Page: 672


Senator BELL (6.05 p.m.) —by leave—I move:

1.Schedule, item 25, page 12, omit paragraphs (a) and (b).

2.Schedule, item 25, page 12, omit paragraph (c), substitute:

    "(c)Omit `(being the amount applicable under subparagraph 68 (4) (a) (ii) of the Higher Education Funding Act 1988 in relation to the year of income ending on 30 June 1993)';".

3.Schedule, item 25, page 12, omit paragraph (d).

4.Schedule, item 26, page 13, omit paragraphs (a) and (b).

5. Schedule, item 26, page 13, omit paragraph (c), substitute:

    "(c)Omit `(being the amount applicable under subparagraph 68 (4) (b) (ii) of the Higher Education Funding Act 1988 in relation to the year of income ending on 30 June 1993)';".

6.Schedule, item 26, page 13, omit paragraph (d).

7.Schedule, item 27, page 13, omit paragraphs (a) and (b).

8.Schedule, item 27, page 13, omit paragraph (c), substitute:

    "(c)Omit `(being the amount applicable under subparagraph 68 (4) (c) (ii) of the Higher Education Funding Act 1988 in relation to the year of income ending on 30 June 1993)';".

9.Schedule, item 27, page 13, omit paragraph (d).

I have moved those amendments together because they are consequential upon each other and have the effect of negating the government's attempt to increase the speed at which repayments are made under these student assistance arrangements.
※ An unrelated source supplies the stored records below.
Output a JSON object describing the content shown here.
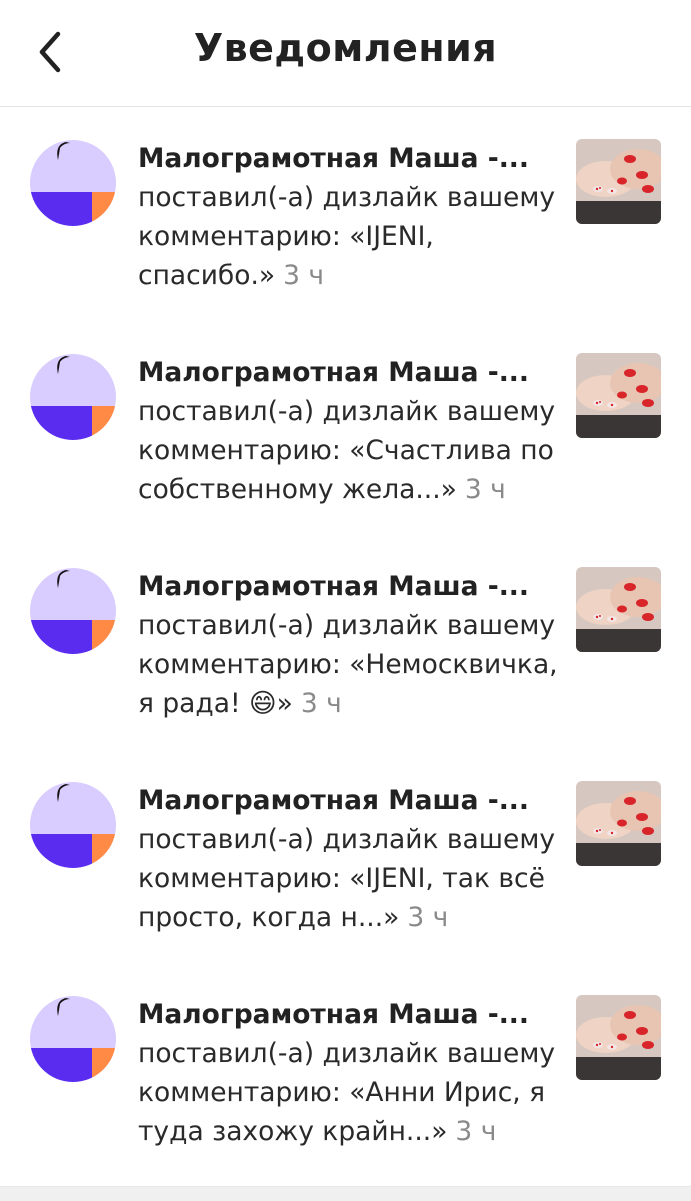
{
  "header": {
    "title": "Уведомления",
    "back_icon": "chevron-left-icon"
  },
  "notifications": [
    {
      "name": "Малограмотная Маша -...",
      "action": "поставил(-а) дизлайк вашему комментарию: «IJENI, спасибо.»",
      "time": "3 ч"
    },
    {
      "name": "Малограмотная Маша -...",
      "action": "поставил(-а) дизлайк вашему комментарию: «Счастлива по собственному жела...»",
      "time": "3 ч"
    },
    {
      "name": "Малограмотная Маша -...",
      "action": "поставил(-а) дизлайк вашему комментарию: «Немосквичка, я рада! 😄»",
      "time": "3 ч"
    },
    {
      "name": "Малограмотная Маша -...",
      "action": "поставил(-а) дизлайк вашему комментарию: «IJENI, так всё просто, когда н...»",
      "time": "3 ч"
    },
    {
      "name": "Малограмотная Маша -...",
      "action": "поставил(-а) дизлайк вашему комментарию: «Анни Ирис, я туда захожу крайн...»",
      "time": "3 ч"
    }
  ],
  "colors": {
    "avatar_light": "#d9ccff",
    "avatar_purple": "#5a2cf0",
    "avatar_orange": "#ff8a45",
    "nail_red": "#d8252a"
  }
}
It has already been indicated that there is little chance of success for the Democrats in persisting with these amendments. In defiance of that, I have moved these amendments for the reasons outlined in my speech during the second reading debate.
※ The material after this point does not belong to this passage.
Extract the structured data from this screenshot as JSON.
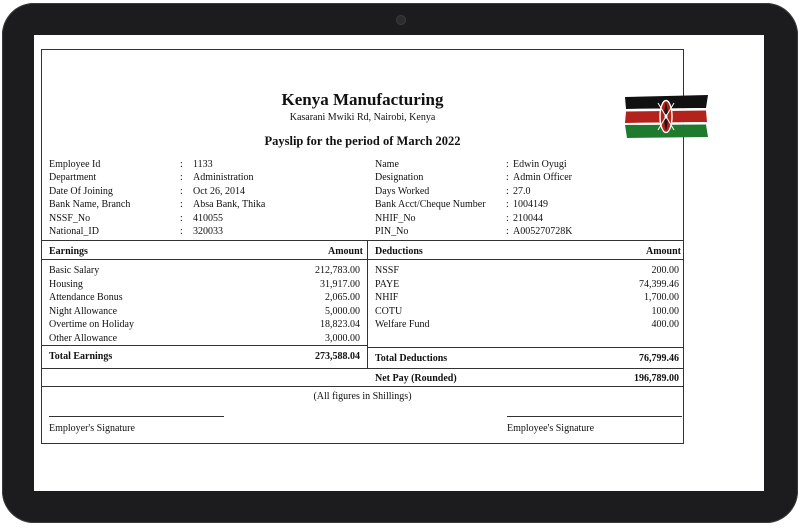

  There is no justification for seeking to impose this extra speed of repayment upon students. The Student Assistance Amendment Bill stands on its own. There is no legislative nexus between the Higher Education Funding Act 1988 and this bill. There is no logic that needs to be satisfied to bring these aspects of education funding together.

  The immorality of the first reduction of the threshold, and the increase in repayment rates with regard to HECS, is not an immorality which should be repeated for the benefit of this particular package. I cannot, for the life of me, see why a government of the colour of this government should be seeking to rake off money from students who are in the circumstances of needing this sort of assistance. I cannot see why this government would want to get that money back any faster than under the previous repayment regime.
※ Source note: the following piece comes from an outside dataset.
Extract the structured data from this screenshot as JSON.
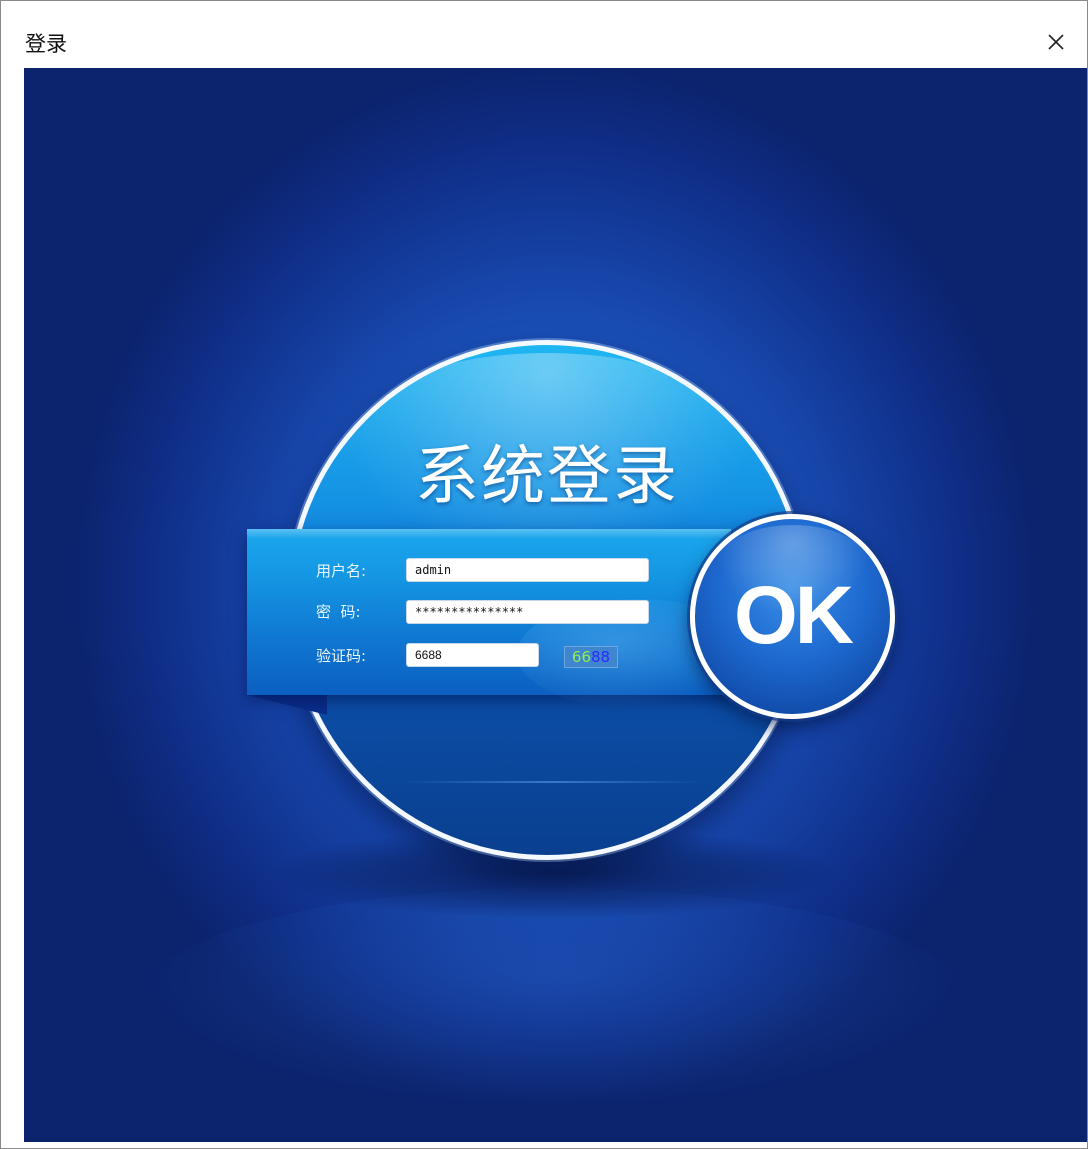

  All it does is put the government in the position of obtaining the money a little faster. It brings no advantage in an educational sense. It brings no advantage to the students. In fact, it delivers to the students a situation where they are without adequate funds to begin their life after education. I believe that it is in breach of the understandings that were originally reached. We will persist. Therefore, I have moved the first nine amendments, which would have the effect of negating the government's attempts to speed up repayment.